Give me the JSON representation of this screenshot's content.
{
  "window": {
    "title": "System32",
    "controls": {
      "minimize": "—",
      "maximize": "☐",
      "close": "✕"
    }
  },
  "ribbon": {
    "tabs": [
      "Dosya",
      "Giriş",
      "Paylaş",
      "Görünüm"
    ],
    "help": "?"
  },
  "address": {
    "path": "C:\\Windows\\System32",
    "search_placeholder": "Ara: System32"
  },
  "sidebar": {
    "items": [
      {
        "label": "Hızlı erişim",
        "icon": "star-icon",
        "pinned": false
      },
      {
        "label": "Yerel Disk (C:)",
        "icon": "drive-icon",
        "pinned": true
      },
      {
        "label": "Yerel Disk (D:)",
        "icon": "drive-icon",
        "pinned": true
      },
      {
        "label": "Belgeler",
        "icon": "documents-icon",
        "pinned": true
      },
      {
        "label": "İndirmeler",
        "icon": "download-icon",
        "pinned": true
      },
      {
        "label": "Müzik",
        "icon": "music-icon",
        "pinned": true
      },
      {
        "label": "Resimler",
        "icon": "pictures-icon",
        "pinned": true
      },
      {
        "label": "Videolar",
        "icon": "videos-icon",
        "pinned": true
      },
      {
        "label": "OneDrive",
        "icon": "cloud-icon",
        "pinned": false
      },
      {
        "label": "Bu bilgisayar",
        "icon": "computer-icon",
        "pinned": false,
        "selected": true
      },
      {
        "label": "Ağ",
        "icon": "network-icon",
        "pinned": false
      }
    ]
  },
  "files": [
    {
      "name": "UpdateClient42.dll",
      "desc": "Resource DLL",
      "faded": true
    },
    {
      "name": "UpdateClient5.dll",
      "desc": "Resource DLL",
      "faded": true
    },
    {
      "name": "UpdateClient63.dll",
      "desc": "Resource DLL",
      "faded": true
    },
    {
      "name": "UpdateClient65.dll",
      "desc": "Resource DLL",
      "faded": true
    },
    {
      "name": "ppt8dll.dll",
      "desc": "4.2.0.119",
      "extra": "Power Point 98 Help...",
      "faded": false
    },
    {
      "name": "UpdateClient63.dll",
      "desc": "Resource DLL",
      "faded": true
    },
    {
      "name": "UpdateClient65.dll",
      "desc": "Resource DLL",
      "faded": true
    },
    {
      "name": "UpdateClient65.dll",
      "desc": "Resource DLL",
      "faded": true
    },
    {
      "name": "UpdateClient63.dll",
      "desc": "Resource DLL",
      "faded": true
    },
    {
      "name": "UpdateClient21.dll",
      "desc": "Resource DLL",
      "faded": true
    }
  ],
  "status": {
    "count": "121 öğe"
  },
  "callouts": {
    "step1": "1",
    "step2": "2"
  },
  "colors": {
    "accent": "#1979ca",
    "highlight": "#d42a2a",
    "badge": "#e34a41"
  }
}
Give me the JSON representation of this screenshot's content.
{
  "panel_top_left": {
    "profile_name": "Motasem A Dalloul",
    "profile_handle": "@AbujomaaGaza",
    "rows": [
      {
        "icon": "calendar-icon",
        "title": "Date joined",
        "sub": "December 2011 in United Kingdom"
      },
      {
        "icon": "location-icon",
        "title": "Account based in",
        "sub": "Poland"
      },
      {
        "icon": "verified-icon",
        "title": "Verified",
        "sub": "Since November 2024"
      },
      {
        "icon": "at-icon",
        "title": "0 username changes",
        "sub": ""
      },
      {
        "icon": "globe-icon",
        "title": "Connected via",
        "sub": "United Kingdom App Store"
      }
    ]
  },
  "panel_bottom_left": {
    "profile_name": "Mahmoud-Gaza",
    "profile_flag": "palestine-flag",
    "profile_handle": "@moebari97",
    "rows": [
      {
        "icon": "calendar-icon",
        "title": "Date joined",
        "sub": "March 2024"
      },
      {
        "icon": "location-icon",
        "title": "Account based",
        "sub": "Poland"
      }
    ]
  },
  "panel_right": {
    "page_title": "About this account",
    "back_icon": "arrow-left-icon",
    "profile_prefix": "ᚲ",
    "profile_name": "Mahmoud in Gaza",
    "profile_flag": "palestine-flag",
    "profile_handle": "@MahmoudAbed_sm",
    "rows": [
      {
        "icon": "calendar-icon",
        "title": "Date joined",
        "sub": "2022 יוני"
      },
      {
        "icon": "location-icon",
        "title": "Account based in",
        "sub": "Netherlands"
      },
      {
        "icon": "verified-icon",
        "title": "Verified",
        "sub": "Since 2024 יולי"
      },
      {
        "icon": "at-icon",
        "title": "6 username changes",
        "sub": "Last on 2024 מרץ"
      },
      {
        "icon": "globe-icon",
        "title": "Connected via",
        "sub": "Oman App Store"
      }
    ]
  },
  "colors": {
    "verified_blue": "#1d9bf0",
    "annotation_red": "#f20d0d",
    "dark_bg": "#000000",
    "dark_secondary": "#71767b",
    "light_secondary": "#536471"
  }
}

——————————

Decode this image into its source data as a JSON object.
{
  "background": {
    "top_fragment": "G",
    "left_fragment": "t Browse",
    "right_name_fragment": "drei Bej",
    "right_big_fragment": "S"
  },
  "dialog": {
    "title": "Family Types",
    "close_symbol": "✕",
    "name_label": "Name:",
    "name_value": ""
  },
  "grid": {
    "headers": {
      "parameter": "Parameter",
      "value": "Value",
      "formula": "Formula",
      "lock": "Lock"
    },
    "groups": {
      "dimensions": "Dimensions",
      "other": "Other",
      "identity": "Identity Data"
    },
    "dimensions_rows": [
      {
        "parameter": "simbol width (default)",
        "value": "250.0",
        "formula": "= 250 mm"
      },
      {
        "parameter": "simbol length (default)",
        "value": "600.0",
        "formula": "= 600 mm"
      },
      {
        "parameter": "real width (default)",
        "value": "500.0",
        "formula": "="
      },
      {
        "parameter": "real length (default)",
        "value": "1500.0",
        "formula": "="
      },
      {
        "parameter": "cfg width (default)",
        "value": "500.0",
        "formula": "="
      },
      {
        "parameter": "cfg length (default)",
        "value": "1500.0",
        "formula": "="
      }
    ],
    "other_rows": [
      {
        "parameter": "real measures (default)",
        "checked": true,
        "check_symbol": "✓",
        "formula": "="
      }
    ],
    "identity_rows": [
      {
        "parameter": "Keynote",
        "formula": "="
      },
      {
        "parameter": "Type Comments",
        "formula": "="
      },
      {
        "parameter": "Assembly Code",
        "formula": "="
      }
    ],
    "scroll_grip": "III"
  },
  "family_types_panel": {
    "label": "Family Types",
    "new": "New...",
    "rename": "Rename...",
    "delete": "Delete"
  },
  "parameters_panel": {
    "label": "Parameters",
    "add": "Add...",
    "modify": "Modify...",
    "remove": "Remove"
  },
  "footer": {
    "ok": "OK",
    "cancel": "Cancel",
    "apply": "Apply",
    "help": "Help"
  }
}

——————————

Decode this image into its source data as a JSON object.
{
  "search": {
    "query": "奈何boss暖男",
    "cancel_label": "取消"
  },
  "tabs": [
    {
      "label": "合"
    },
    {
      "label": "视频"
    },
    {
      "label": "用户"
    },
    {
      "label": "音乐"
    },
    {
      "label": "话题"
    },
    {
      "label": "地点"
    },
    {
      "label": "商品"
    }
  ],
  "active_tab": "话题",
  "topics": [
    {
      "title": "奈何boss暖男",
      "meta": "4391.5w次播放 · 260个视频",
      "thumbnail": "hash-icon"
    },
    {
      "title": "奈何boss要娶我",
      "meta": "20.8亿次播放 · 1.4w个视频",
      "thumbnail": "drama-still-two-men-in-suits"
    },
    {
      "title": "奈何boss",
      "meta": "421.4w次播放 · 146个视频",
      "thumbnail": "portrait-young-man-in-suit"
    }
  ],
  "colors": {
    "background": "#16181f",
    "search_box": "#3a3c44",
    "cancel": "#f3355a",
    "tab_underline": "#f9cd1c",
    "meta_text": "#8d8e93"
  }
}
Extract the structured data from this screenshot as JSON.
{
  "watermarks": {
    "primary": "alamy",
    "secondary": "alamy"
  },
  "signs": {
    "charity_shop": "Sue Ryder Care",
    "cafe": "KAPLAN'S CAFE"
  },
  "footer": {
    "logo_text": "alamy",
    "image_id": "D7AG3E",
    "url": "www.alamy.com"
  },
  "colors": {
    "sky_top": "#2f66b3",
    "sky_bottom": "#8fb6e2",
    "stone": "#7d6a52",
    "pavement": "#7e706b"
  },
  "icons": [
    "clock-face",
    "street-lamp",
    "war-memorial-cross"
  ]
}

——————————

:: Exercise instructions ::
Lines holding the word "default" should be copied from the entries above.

:: Response to the task ::
        "parameter": "simbol width (default)",
        "parameter": "simbol length (default)",
        "parameter": "real width (default)",
        "parameter": "real length (default)",
        "parameter": "cfg width (default)",
        "parameter": "cfg length (default)",
        "parameter": "real measures (default)",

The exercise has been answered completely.